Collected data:

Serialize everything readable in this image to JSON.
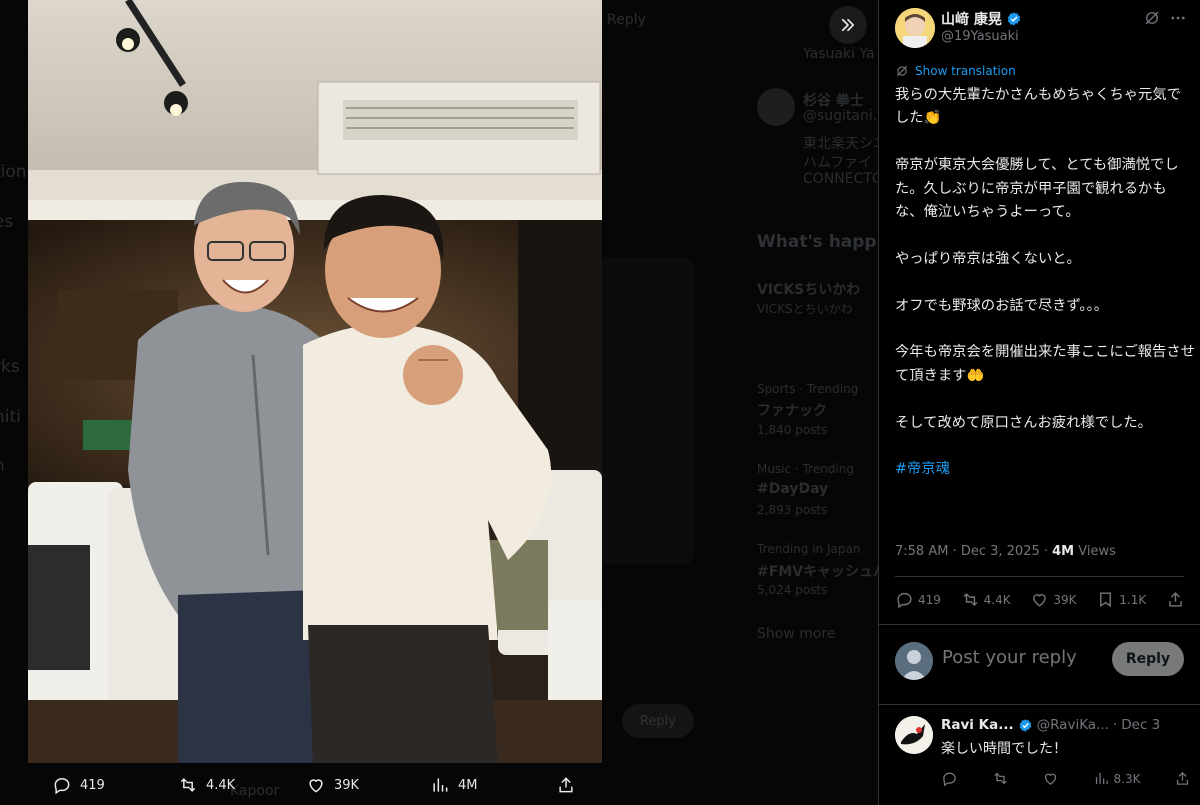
{
  "background": {
    "reply_label": "Reply",
    "author_partial": "Yasuaki Ya",
    "follow_suggestion": {
      "name": "杉谷 拳士",
      "handle": "@sugitani...",
      "bio1": "東北楽天シニ",
      "bio2": "ハムファイ",
      "bio3": "CONNECTO"
    },
    "whats_happening": "What's happ",
    "trends": [
      {
        "meta": "",
        "title": "VICKSちいかわ",
        "desc": "VICKSとちいかわ"
      },
      {
        "meta": "Sports · Trending",
        "title": "ファナック",
        "desc": "1,840 posts"
      },
      {
        "meta": "Music · Trending",
        "title": "#DayDay",
        "desc": "2,893 posts"
      },
      {
        "meta": "Trending in Japan",
        "title": "#FMVキャッシュバ",
        "desc": "5,024 posts"
      }
    ],
    "show_more": "Show more",
    "left_partials": [
      "tion",
      "es",
      "rks",
      "niti",
      "n"
    ],
    "bottom_reply_button": "Reply",
    "bottom_partial": "Kapoor"
  },
  "media_actions": {
    "replies": "419",
    "reposts": "4.4K",
    "likes": "39K",
    "views": "4M"
  },
  "post": {
    "author_name": "山﨑 康晃",
    "author_handle": "@19Yasuaki",
    "show_translation": "Show translation",
    "paragraphs": [
      "我らの大先輩たかさんもめちゃくちゃ元気でした👏",
      "帝京が東京大会優勝して、とても御満悦でした。久しぶりに帝京が甲子園で観れるかもな、俺泣いちゃうよーって。",
      "やっぱり帝京は強くないと。",
      "オフでも野球のお話で尽きず。。。",
      "今年も帝京会を開催出来た事ここにご報告させて頂きます🤲",
      "そして改めて原口さんお疲れ様でした。"
    ],
    "hashtag": "#帝京魂",
    "timestamp": "7:58 AM · Dec 3, 2025 · ",
    "views_count": "4M",
    "views_label": " Views",
    "stats": {
      "replies": "419",
      "reposts": "4.4K",
      "likes": "39K",
      "bookmarks": "1.1K"
    }
  },
  "composer": {
    "placeholder": "Post your reply",
    "reply_button": "Reply"
  },
  "reply": {
    "name": "Ravi Ka...",
    "handle": "@RaviKa...",
    "sep": " · ",
    "date": "Dec 3",
    "text": "楽しい時間でした！",
    "views": "8.3K"
  },
  "colors": {
    "accent": "#1d9bf0",
    "verified": "#1d9bf0",
    "muted": "#71767b",
    "text": "#e7e9ea",
    "border": "#2f3336"
  }
}
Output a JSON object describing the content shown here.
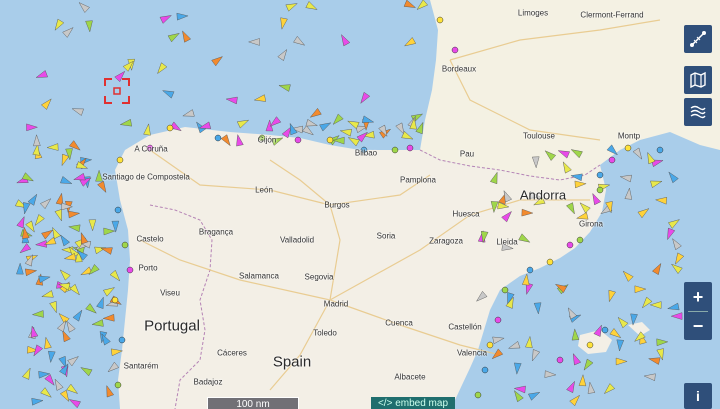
{
  "map": {
    "countries": [
      "Spain",
      "Portugal",
      "Andorra"
    ],
    "cities": [
      "Limoges",
      "Clermont-Ferrand",
      "Bordeaux",
      "Toulouse",
      "Montp",
      "A Coruña",
      "Santiago de Compostela",
      "Gijón",
      "Bilbao",
      "Pamplona",
      "León",
      "Burgos",
      "Huesca",
      "Girona",
      "Bragança",
      "Valladolid",
      "Soria",
      "Zaragoza",
      "Lleida",
      "Castelo",
      "Porto",
      "Salamanca",
      "Segovia",
      "Viseu",
      "Madrid",
      "Toledo",
      "Cuenca",
      "Castellón",
      "Valencia",
      "Santarém",
      "Cáceres",
      "Badajoz",
      "Albacete",
      "Pau"
    ]
  },
  "controls": {
    "scale_label": "100 nm",
    "embed_label": "</> embed map",
    "zoom_in": "+",
    "zoom_out": "−",
    "info": "i"
  },
  "icons": [
    "measure-icon",
    "map-layers-icon",
    "weather-icon",
    "info-icon"
  ],
  "colors": {
    "sea": "#a9cdea",
    "land": "#f3efe6",
    "france": "#f4f1e3",
    "control": "#2f4f7a",
    "border": "#b583b5"
  }
}
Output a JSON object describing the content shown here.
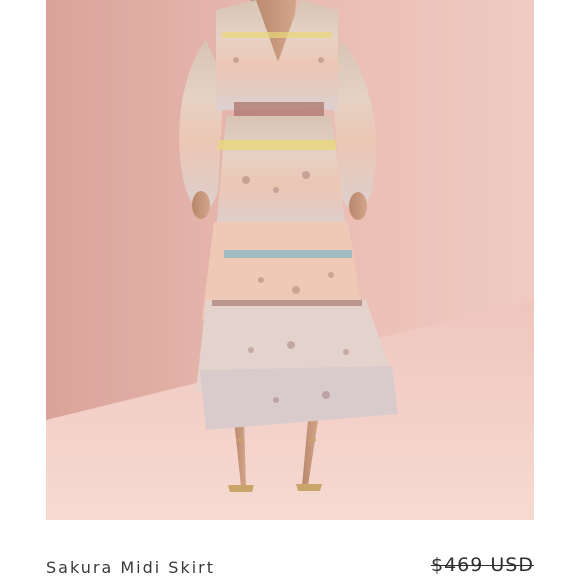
{
  "product": {
    "title": "Sakura Midi Skirt",
    "price": "$469 USD"
  },
  "colors": {
    "backdrop": "#e7b4aa",
    "floor": "#f0cbc2",
    "text": "#3a3a3a"
  }
}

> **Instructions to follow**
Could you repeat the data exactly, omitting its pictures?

> **Written reply**
Serialize everything readable in this image to JSON.
{
  "background": {
    "reply_label": "Reply",
    "author_partial": "Yasuaki Ya",
    "follow_suggestion": {
      "name": "杉谷 拳士",
      "handle": "@sugitani...",
      "bio1": "東北楽天シニ",
      "bio2": "ハムファイ",
      "bio3": "CONNECTO"
    },
    "whats_happening": "What's happ",
    "trends": [
      {
        "meta": "",
        "title": "VICKSちいかわ",
        "desc": "VICKSとちいかわ"
      },
      {
        "meta": "Sports · Trending",
        "title": "ファナック",
        "desc": "1,840 posts"
      },
      {
        "meta": "Music · Trending",
        "title": "#DayDay",
        "desc": "2,893 posts"
      },
      {
        "meta": "Trending in Japan",
        "title": "#FMVキャッシュバ",
        "desc": "5,024 posts"
      }
    ],
    "show_more": "Show more",
    "left_partials": [
      "tion",
      "es",
      "rks",
      "niti",
      "n"
    ],
    "bottom_reply_button": "Reply",
    "bottom_partial": "Kapoor"
  },
  "media_actions": {
    "replies": "419",
    "reposts": "4.4K",
    "likes": "39K",
    "views": "4M"
  },
  "post": {
    "author_name": "山﨑 康晃",
    "author_handle": "@19Yasuaki",
    "show_translation": "Show translation",
    "paragraphs": [
      "我らの大先輩たかさんもめちゃくちゃ元気でした👏",
      "帝京が東京大会優勝して、とても御満悦でした。久しぶりに帝京が甲子園で観れるかもな、俺泣いちゃうよーって。",
      "やっぱり帝京は強くないと。",
      "オフでも野球のお話で尽きず。。。",
      "今年も帝京会を開催出来た事ここにご報告させて頂きます🤲",
      "そして改めて原口さんお疲れ様でした。"
    ],
    "hashtag": "#帝京魂",
    "timestamp": "7:58 AM · Dec 3, 2025 · ",
    "views_count": "4M",
    "views_label": " Views",
    "stats": {
      "replies": "419",
      "reposts": "4.4K",
      "likes": "39K",
      "bookmarks": "1.1K"
    }
  },
  "composer": {
    "placeholder": "Post your reply",
    "reply_button": "Reply"
  },
  "reply": {
    "name": "Ravi Ka...",
    "handle": "@RaviKa...",
    "sep": " · ",
    "date": "Dec 3",
    "text": "楽しい時間でした！",
    "views": "8.3K"
  },
  "colors": {
    "accent": "#1d9bf0",
    "verified": "#1d9bf0",
    "muted": "#71767b",
    "text": "#e7e9ea",
    "border": "#2f3336"
  }
}
Output a JSON object describing the content shown here.
{
  "map": {
    "countries": [
      "Spain",
      "Portugal",
      "Andorra"
    ],
    "cities": [
      "Limoges",
      "Clermont-Ferrand",
      "Bordeaux",
      "Toulouse",
      "Montp",
      "A Coruña",
      "Santiago de Compostela",
      "Gijón",
      "Bilbao",
      "Pamplona",
      "León",
      "Burgos",
      "Huesca",
      "Girona",
      "Bragança",
      "Valladolid",
      "Soria",
      "Zaragoza",
      "Lleida",
      "Castelo",
      "Porto",
      "Salamanca",
      "Segovia",
      "Viseu",
      "Madrid",
      "Toledo",
      "Cuenca",
      "Castellón",
      "Valencia",
      "Santarém",
      "Cáceres",
      "Badajoz",
      "Albacete",
      "Pau"
    ]
  },
  "controls": {
    "scale_label": "100 nm",
    "embed_label": "</> embed map",
    "zoom_in": "+",
    "zoom_out": "−",
    "info": "i"
  },
  "icons": [
    "measure-icon",
    "map-layers-icon",
    "weather-icon",
    "info-icon"
  ],
  "colors": {
    "sea": "#a9cdea",
    "land": "#f3efe6",
    "france": "#f4f1e3",
    "control": "#2f4f7a",
    "border": "#b583b5"
  }
}
Output a JSON object describing the content shown here.
{
  "product": {
    "title": "Sakura Midi Skirt",
    "price": "$469 USD"
  },
  "colors": {
    "backdrop": "#e7b4aa",
    "floor": "#f0cbc2",
    "text": "#3a3a3a"
  }
}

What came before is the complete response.